→ Exercise instructions: The pictures in the data below are to be omitted; all else must be duplicated exactly.

→ Excerpted data:

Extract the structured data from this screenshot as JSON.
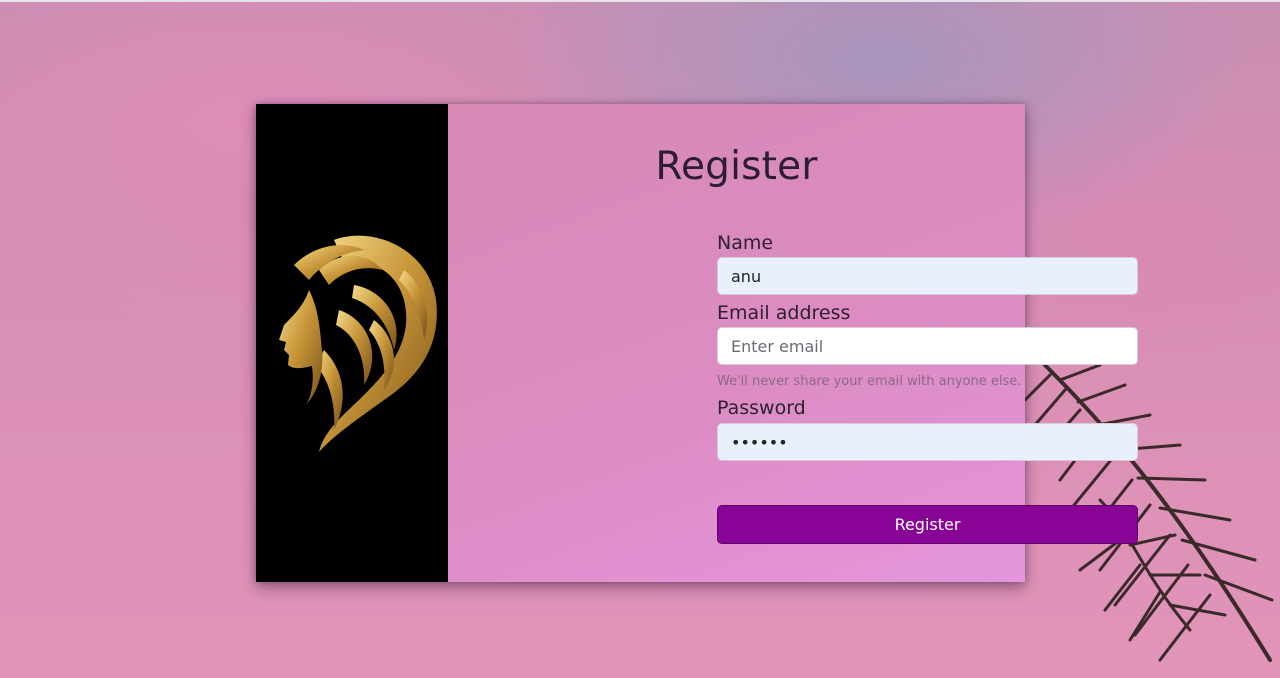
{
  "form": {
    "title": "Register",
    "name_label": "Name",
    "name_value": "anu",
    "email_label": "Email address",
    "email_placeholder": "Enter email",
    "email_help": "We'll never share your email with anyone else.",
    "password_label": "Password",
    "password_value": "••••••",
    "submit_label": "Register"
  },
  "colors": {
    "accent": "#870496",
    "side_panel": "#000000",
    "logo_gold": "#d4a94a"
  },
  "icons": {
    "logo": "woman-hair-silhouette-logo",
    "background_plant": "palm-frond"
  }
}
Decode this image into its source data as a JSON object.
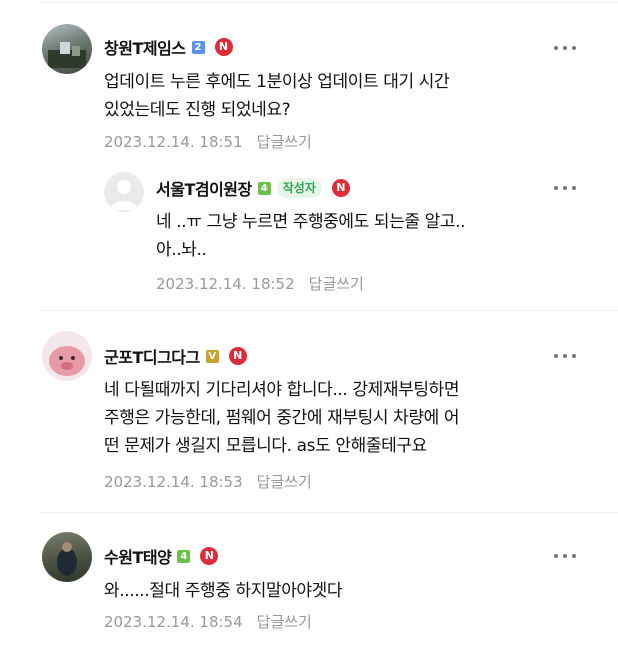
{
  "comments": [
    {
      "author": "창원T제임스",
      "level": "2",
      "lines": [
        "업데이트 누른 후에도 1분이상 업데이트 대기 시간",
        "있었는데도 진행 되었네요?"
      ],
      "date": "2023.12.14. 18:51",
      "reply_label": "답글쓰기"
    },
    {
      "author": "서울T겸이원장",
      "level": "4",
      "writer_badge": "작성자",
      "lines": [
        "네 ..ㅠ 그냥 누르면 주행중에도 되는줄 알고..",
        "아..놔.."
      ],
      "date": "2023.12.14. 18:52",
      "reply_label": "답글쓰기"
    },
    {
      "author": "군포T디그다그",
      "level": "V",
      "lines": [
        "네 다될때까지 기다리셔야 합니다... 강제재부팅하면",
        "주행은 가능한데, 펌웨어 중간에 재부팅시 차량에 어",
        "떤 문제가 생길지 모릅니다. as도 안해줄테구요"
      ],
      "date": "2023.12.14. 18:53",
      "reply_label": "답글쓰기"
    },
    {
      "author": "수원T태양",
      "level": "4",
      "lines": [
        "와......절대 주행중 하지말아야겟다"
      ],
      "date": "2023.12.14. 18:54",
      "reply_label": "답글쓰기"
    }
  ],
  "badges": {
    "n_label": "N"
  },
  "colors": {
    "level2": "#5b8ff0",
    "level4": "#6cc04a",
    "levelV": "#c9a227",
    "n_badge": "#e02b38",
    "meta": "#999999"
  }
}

→ Your solution:
Extract the structured data from this screenshot as JSON.
{
  "form": {
    "title": "Register",
    "name_label": "Name",
    "name_value": "anu",
    "email_label": "Email address",
    "email_placeholder": "Enter email",
    "email_help": "We'll never share your email with anyone else.",
    "password_label": "Password",
    "password_value": "••••••",
    "submit_label": "Register"
  },
  "colors": {
    "accent": "#870496",
    "side_panel": "#000000",
    "logo_gold": "#d4a94a"
  },
  "icons": {
    "logo": "woman-hair-silhouette-logo",
    "background_plant": "palm-frond"
  }
}
Decode this image into its source data as a JSON object.
{
  "comments": [
    {
      "author": "창원T제임스",
      "level": "2",
      "lines": [
        "업데이트 누른 후에도 1분이상 업데이트 대기 시간",
        "있었는데도 진행 되었네요?"
      ],
      "date": "2023.12.14. 18:51",
      "reply_label": "답글쓰기"
    },
    {
      "author": "서울T겸이원장",
      "level": "4",
      "writer_badge": "작성자",
      "lines": [
        "네 ..ㅠ 그냥 누르면 주행중에도 되는줄 알고..",
        "아..놔.."
      ],
      "date": "2023.12.14. 18:52",
      "reply_label": "답글쓰기"
    },
    {
      "author": "군포T디그다그",
      "level": "V",
      "lines": [
        "네 다될때까지 기다리셔야 합니다... 강제재부팅하면",
        "주행은 가능한데, 펌웨어 중간에 재부팅시 차량에 어",
        "떤 문제가 생길지 모릅니다. as도 안해줄테구요"
      ],
      "date": "2023.12.14. 18:53",
      "reply_label": "답글쓰기"
    },
    {
      "author": "수원T태양",
      "level": "4",
      "lines": [
        "와......절대 주행중 하지말아야겟다"
      ],
      "date": "2023.12.14. 18:54",
      "reply_label": "답글쓰기"
    }
  ],
  "badges": {
    "n_label": "N"
  },
  "colors": {
    "level2": "#5b8ff0",
    "level4": "#6cc04a",
    "levelV": "#c9a227",
    "n_badge": "#e02b38",
    "meta": "#999999"
  }
}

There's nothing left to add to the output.